TASK TO CARRY OUT: From the entries below, pull out each line where "background" appears.

THE DATA:
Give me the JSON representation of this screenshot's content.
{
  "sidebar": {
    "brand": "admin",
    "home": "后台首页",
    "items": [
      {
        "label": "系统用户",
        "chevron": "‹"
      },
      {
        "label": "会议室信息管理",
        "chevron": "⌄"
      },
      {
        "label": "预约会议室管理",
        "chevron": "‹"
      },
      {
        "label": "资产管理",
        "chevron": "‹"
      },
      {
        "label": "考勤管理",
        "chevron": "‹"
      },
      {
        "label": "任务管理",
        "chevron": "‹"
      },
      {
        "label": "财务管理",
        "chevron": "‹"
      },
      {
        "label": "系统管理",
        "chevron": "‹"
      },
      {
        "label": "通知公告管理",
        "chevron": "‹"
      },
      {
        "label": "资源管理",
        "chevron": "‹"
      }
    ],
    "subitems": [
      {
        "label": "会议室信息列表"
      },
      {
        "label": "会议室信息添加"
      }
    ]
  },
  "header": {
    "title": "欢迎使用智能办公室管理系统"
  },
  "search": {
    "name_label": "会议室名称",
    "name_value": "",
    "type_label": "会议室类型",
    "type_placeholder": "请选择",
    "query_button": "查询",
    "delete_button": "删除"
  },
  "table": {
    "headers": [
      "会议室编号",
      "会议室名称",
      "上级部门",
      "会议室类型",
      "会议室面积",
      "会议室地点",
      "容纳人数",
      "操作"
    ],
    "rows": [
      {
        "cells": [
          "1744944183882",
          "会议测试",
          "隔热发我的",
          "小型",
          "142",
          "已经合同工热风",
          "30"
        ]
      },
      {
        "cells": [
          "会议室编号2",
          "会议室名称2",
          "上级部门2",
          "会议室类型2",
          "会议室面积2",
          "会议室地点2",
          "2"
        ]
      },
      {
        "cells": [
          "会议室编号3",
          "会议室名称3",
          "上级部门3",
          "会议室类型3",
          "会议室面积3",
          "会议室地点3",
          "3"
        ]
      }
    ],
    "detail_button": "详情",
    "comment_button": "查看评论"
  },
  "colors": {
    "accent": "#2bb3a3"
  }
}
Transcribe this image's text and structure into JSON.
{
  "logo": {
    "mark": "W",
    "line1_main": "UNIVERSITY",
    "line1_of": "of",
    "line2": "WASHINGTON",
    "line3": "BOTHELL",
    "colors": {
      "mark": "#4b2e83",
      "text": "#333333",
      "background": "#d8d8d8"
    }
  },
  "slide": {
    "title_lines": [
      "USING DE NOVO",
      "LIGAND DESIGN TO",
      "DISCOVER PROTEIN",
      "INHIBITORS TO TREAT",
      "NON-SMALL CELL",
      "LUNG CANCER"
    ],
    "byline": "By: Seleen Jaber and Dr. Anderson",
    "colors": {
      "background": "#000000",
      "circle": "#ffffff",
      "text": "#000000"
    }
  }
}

YOUR SOLUTION:
      "background": "#d8d8d8"
      "background": "#000000",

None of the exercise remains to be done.